information delivery with only a small minority of their information
suppliers delivering content in an XML format. Even when it is available
it is not used, as the tags are stripped before being regenerated at
the end of the document handling process. CAS does have an extensive
thesaurus, but this is not publicly available. It was agreed that there
is a need for CAS and IUPAC to discuss common ontologies.
from the U.S. National Institute of Standards (NIST) summarized XML
activities within that organization. According to Mallard, NIST uses
XML for standardizing the delivery of the following types of scientific
information: numerical data, exchange of instrument/reference data,
materials property, and reactions design. The wide range of experience
gained by NIST in different fields of scientific information delivery
have placed it in a unique position to advise on the strengths and weaknesses
of XML in chemistry. Quite often difficulties have arisen over rather

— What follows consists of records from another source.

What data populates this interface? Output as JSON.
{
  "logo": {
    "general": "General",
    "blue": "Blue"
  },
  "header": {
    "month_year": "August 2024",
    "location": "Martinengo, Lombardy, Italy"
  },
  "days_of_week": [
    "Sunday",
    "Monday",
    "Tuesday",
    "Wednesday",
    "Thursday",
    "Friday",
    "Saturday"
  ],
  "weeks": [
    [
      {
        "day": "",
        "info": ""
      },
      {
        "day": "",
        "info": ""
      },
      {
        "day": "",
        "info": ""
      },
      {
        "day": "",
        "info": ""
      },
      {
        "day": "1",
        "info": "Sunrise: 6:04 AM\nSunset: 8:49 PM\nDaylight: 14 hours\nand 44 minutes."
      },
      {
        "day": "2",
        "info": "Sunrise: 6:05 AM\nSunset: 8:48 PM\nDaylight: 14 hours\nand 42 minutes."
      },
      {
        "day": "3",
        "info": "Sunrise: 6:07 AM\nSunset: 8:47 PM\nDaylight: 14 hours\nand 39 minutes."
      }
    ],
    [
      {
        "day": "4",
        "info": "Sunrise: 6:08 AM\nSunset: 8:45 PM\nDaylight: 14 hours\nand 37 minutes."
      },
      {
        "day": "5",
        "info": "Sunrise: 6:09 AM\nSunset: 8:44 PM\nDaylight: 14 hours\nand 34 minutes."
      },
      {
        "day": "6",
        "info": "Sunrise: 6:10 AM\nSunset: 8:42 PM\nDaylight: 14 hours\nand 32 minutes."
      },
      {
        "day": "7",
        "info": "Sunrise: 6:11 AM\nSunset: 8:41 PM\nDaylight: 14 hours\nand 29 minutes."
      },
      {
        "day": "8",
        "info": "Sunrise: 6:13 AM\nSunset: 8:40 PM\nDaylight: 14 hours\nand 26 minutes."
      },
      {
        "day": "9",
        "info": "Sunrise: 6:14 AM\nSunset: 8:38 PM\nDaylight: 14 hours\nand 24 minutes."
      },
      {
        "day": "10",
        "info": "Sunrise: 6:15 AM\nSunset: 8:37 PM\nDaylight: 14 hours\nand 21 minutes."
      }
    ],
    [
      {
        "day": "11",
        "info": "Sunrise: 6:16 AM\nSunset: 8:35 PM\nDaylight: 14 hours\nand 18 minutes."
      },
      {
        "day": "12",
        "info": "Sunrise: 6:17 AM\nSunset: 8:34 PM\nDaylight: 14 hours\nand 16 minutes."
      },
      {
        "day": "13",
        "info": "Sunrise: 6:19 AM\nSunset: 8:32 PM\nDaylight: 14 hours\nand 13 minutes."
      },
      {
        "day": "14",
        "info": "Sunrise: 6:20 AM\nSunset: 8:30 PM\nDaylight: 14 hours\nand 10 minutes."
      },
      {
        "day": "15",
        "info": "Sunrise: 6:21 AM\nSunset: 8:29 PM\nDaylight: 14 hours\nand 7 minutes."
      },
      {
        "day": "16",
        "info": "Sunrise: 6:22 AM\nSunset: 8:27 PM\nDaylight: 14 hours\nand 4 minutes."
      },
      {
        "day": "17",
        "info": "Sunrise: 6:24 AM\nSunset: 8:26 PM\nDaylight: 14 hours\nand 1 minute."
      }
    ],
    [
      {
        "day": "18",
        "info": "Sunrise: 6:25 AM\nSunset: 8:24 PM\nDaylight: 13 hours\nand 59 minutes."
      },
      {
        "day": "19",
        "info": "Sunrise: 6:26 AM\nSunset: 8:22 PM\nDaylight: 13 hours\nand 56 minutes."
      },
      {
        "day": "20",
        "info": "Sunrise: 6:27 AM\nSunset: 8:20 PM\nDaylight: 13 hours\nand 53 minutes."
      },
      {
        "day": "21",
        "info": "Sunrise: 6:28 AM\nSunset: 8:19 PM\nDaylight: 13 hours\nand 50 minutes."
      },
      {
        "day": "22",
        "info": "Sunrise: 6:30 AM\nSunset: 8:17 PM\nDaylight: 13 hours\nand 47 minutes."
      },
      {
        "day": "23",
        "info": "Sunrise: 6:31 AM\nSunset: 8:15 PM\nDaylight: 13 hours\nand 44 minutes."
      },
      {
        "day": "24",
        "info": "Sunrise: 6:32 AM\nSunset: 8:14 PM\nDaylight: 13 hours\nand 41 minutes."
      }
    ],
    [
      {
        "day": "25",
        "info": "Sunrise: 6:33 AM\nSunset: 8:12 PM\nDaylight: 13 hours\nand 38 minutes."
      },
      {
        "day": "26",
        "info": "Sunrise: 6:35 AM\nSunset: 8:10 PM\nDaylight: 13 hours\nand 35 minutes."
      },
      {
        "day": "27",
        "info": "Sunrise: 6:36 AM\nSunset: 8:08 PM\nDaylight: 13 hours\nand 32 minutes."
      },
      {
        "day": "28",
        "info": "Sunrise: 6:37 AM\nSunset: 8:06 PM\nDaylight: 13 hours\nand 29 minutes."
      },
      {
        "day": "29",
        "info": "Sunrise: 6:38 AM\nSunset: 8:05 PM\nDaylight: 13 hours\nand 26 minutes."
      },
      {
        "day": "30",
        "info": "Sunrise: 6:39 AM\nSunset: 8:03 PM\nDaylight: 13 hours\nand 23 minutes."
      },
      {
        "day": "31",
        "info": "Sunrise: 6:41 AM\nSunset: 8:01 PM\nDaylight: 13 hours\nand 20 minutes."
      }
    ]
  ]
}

banal problems such as unit names not being standardized internationally
(e.g., meter vs metre vs mètre), symbols requiring special fonts
and characters (e.g., unit °C, prefix m,
and quantity Vemf) or cases in which symbols are not available (or are
not standardized internationally) for all units or quantities. Mallard,
was, however, quick to point out some of the drawbacks of XML. He highlighted
the problems associated with files that are essentially uninterpretable
if the explanations of the individual labels used are not open and freely
available. According to Mallard, he had created a nice presentation
of the various XML efforts underway, but a problem arose when it turned
out that several of the reference Web sites essential for the understanding
of the ontologies no longer existed.
of the attendees at the IUPAC Strategic Meeting on XML in Chemistry:(from
left to right) Robert Lancashire, Bill Town, Jonathan Goodman,
Sandy Lawson, Peter Murray-Rust, Kirk Schwall, Brian McMahon,
Alan McNaught, Gary Mallard, Steve Stein, David Moore, Steve Heller,
Bobby Glen, Kirill Degtyarenko, Richard Cammack, Peter Lampen,
and Tony Davies.
Project for IUPAC
conclusion of this very successful meeting, Steve Stein of NIST was
appointed to draft a project proposal to IUPAC on "Standard XML Data
Dictionaries for Chemistry." In addition, a group of volunteers was
established for a task group to support this project. The group plans
to give a presentation at the coming CAS/IUPAC Conference on Chemical
Identifiers and XML for Chemistry to be held in Columbus Ohio on 1 July
is always difficult to predict and those who are brave or foolish enough
to attempt it are usually proved wrongoften before their predictions
go into print. However, I would like to put one point at the end of
this summary: IUPAC is in an excellent position to provide a vital service
to the scientific community by assisting in the development of information
technology in chemistry and associated sciences. This is probably a
unique situation in the history of IUPAC because those championing this
work clearly understand the need to work fast, but also the inherent
limitations of working within an IUPAC framework, as shown by the dos
and don'ts list from the Brisbane meeting. I wish them all the best
and hope to see all of you at the IUPAC/CAS conference in July.
like to thank Ian Michael, for permission to use my original column
published in Spectroscopy Europe,6 as the basis for this extended
report, and Henry Rzepa, Peter Murray-Rust, Jonathan Goodman, Brian
McMahon, Gary Mallard, and Kirk Schwall for their contributions. Also,
I would like to thank Bobby Glen for hosting the conference and all
those who attended the meeting, whether it was just to learn and report
back to their IUPAC bodies or whether it was to assist with the drive
for standardization of scientific IT. It is a hard road we tread and
one with few rewards. After all, no one ever won a Nobel Prize for enabling
communication among scientists!
6. A.N. Davies, XML in Chemistry, Spectroscopy
Europe, 14(1)2002, 22-24 <www.spectroscopyeurope.com/td_col.html>
N. Davies <firstname.lastname@example.org>
is secretary of the IUPAC Committee on Printed and Electronic Publications,
chairman of the IUPAC Working Party on Spectroscopic Data Standards,
and JCAMP-DX external professor, University of Glamorgan, Wales, United